There are consequences of each. Pushing the full-bracket deadline up to Tuesday would limit the amount of time fans have to submit their brackets. This could lower the agonizing many analysts suffer through four days of bracket insanity, forcing pickers to trust their instincts and go with their gut rather than changing picks back and forth. ("Do I really want Baylor in the Final Four? I'M DYING HERE!!") Depending on your mental strength, this is either a positive or a negative.
Nor does it feel completely right to ignore the play-in games altogether. Two of the First Four games will feature teams many fans will want to watch, and watching those teams can only be enhanced by having them factor into your bracket. But two of those games will feature No. 16/17 teams from conferences like the MEAC and the SWAC, and attempting to predict those outcomes -- and have them affect the integrity of your bracket, too -- sounds less than ideal.
The hybrid solution is a good start, but here's how I'd improve it: Set two deadlines. If you join a bracket pool, you have one deadline for the opening round. Then, if you need it, you have another day and a half to fill out the rest of your bracket based on your opening round picks. The First Four are low seeds, so it's unlikely they'll factor into your Final Four anytime soon, but having the opportunity to look at the matchups in the No. 4-No. 13 games for potential upsets seems only fair. Everyone likes to nail the first round.
What about scoring? Bracket pools already use a system that awards more points for correct picks as the tournament goes on. The opening round should be no different. Make each game worth a half a point. The opening-round shouldn't cripple your bracket in any meaningful way. But since it's here, we might as well include it, right? More fun that way.
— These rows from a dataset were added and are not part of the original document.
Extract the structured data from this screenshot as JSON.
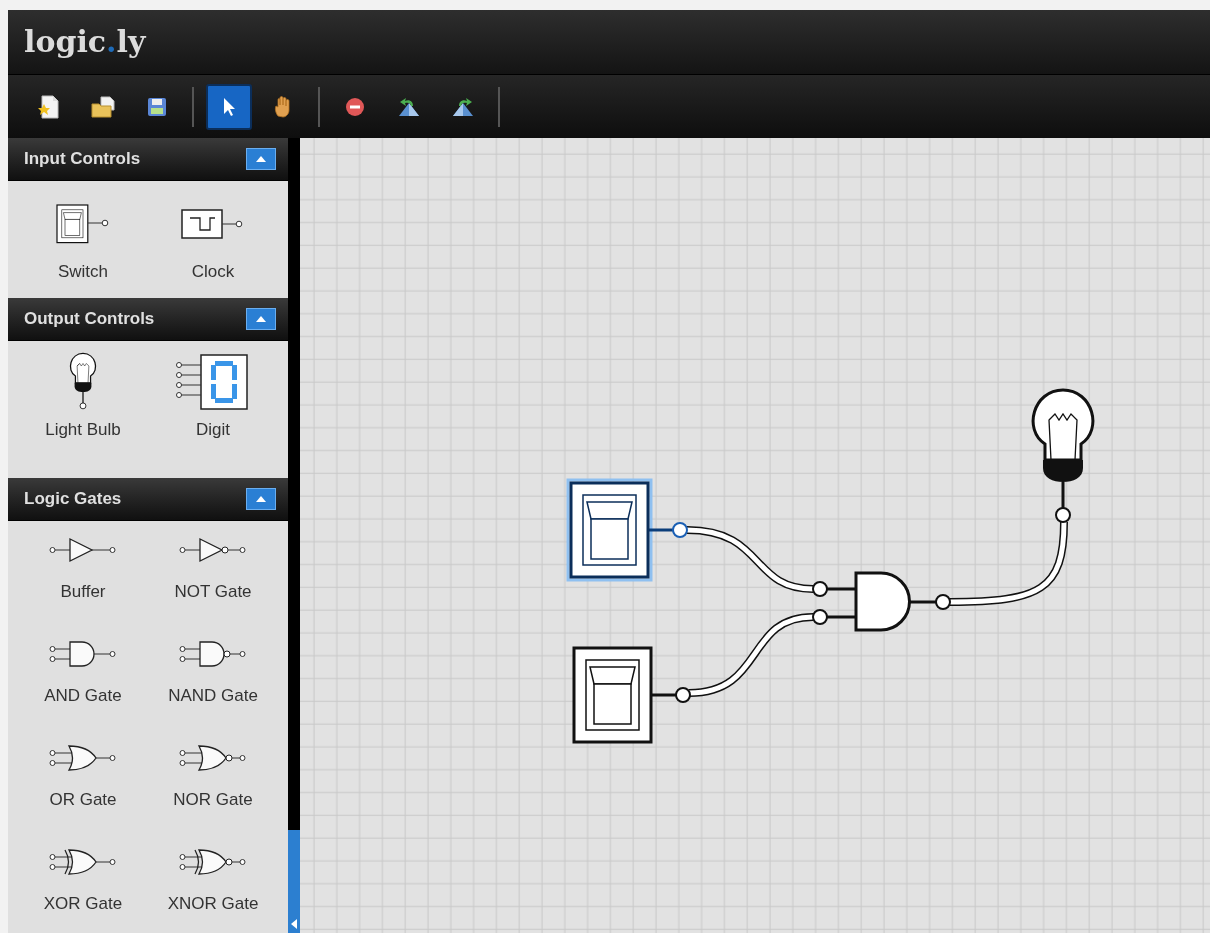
{
  "app": {
    "logo": [
      "logic",
      ".",
      "ly"
    ]
  },
  "toolbar": {
    "file_tools": [
      {
        "kind": "new"
      },
      {
        "kind": "open"
      },
      {
        "kind": "save"
      }
    ],
    "mode_tools": [
      {
        "kind": "select",
        "selected": true
      },
      {
        "kind": "pan",
        "selected": false
      }
    ],
    "edit_tools": [
      {
        "kind": "delete"
      },
      {
        "kind": "undo"
      },
      {
        "kind": "redo"
      }
    ]
  },
  "sidebar": {
    "sections": [
      {
        "title": "Input Controls",
        "expanded": true,
        "items": [
          {
            "label": "Switch",
            "kind": "switch"
          },
          {
            "label": "Clock",
            "kind": "clock"
          }
        ]
      },
      {
        "title": "Output Controls",
        "expanded": true,
        "items": [
          {
            "label": "Light Bulb",
            "kind": "light_bulb"
          },
          {
            "label": "Digit",
            "kind": "digit"
          }
        ]
      },
      {
        "title": "Logic Gates",
        "expanded": true,
        "items": [
          {
            "label": "Buffer",
            "kind": "buffer"
          },
          {
            "label": "NOT Gate",
            "kind": "not"
          },
          {
            "label": "AND Gate",
            "kind": "and"
          },
          {
            "label": "NAND Gate",
            "kind": "nand"
          },
          {
            "label": "OR Gate",
            "kind": "or"
          },
          {
            "label": "NOR Gate",
            "kind": "nor"
          },
          {
            "label": "XOR Gate",
            "kind": "xor"
          },
          {
            "label": "XNOR Gate",
            "kind": "xnor"
          }
        ]
      }
    ]
  },
  "canvas": {
    "components": [
      {
        "kind": "switch",
        "selected": true
      },
      {
        "kind": "switch",
        "selected": false
      },
      {
        "kind": "and_gate",
        "selected": false
      },
      {
        "kind": "light_bulb",
        "selected": false
      }
    ]
  }
}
Given the way bracket pools are run now -- on the Interwebs -- the rules will have a lot to do with what major sites like this one end up choosing as default options. The two-deadline format isn't the least complex, so maybe it won't catch on quite as easily. But it totally should.